----- Data in this exercise -----

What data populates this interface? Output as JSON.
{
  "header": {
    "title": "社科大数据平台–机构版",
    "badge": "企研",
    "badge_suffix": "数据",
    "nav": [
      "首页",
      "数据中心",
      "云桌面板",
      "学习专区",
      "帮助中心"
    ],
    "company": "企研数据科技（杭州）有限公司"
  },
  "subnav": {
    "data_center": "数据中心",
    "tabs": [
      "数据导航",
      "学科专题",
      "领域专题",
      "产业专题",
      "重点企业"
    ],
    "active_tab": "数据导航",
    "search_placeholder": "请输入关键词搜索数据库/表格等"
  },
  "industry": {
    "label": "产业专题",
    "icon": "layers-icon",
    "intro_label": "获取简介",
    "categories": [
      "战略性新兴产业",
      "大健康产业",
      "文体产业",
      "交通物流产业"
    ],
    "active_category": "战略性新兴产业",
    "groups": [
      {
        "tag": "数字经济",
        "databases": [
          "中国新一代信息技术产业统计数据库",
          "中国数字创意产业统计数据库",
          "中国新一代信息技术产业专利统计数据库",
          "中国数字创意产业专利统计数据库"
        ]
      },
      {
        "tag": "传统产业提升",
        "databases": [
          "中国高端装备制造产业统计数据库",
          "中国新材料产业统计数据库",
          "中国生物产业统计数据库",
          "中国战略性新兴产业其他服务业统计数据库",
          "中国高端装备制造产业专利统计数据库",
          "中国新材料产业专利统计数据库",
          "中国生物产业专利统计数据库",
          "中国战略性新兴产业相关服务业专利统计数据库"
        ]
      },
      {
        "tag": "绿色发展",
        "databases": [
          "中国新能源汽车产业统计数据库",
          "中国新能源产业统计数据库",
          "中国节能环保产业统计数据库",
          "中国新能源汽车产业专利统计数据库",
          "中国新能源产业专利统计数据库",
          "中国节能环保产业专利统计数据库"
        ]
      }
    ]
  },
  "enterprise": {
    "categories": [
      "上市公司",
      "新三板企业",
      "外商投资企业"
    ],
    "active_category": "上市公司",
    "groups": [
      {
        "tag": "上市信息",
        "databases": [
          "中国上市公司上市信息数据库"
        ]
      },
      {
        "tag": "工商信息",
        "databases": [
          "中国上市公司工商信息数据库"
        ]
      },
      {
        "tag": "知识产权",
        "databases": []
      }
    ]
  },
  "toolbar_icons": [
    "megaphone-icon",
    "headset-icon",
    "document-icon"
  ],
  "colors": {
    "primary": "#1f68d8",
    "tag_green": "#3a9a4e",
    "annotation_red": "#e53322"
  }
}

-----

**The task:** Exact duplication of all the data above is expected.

**Answer section:**
What data populates this interface? Output as JSON.
{
  "header": {
    "title": "社科大数据平台–机构版",
    "badge": "企研",
    "badge_suffix": "数据",
    "nav": [
      "首页",
      "数据中心",
      "云桌面板",
      "学习专区",
      "帮助中心"
    ],
    "company": "企研数据科技（杭州）有限公司"
  },
  "subnav": {
    "data_center": "数据中心",
    "tabs": [
      "数据导航",
      "学科专题",
      "领域专题",
      "产业专题",
      "重点企业"
    ],
    "active_tab": "数据导航",
    "search_placeholder": "请输入关键词搜索数据库/表格等"
  },
  "industry": {
    "label": "产业专题",
    "icon": "layers-icon",
    "intro_label": "获取简介",
    "categories": [
      "战略性新兴产业",
      "大健康产业",
      "文体产业",
      "交通物流产业"
    ],
    "active_category": "战略性新兴产业",
    "groups": [
      {
        "tag": "数字经济",
        "databases": [
          "中国新一代信息技术产业统计数据库",
          "中国数字创意产业统计数据库",
          "中国新一代信息技术产业专利统计数据库",
          "中国数字创意产业专利统计数据库"
        ]
      },
      {
        "tag": "传统产业提升",
        "databases": [
          "中国高端装备制造产业统计数据库",
          "中国新材料产业统计数据库",
          "中国生物产业统计数据库",
          "中国战略性新兴产业其他服务业统计数据库",
          "中国高端装备制造产业专利统计数据库",
          "中国新材料产业专利统计数据库",
          "中国生物产业专利统计数据库",
          "中国战略性新兴产业相关服务业专利统计数据库"
        ]
      },
      {
        "tag": "绿色发展",
        "databases": [
          "中国新能源汽车产业统计数据库",
          "中国新能源产业统计数据库",
          "中国节能环保产业统计数据库",
          "中国新能源汽车产业专利统计数据库",
          "中国新能源产业专利统计数据库",
          "中国节能环保产业专利统计数据库"
        ]
      }
    ]
  },
  "enterprise": {
    "categories": [
      "上市公司",
      "新三板企业",
      "外商投资企业"
    ],
    "active_category": "上市公司",
    "groups": [
      {
        "tag": "上市信息",
        "databases": [
          "中国上市公司上市信息数据库"
        ]
      },
      {
        "tag": "工商信息",
        "databases": [
          "中国上市公司工商信息数据库"
        ]
      },
      {
        "tag": "知识产权",
        "databases": []
      }
    ]
  },
  "toolbar_icons": [
    "megaphone-icon",
    "headset-icon",
    "document-icon"
  ],
  "colors": {
    "primary": "#1f68d8",
    "tag_green": "#3a9a4e",
    "annotation_red": "#e53322"
  }
}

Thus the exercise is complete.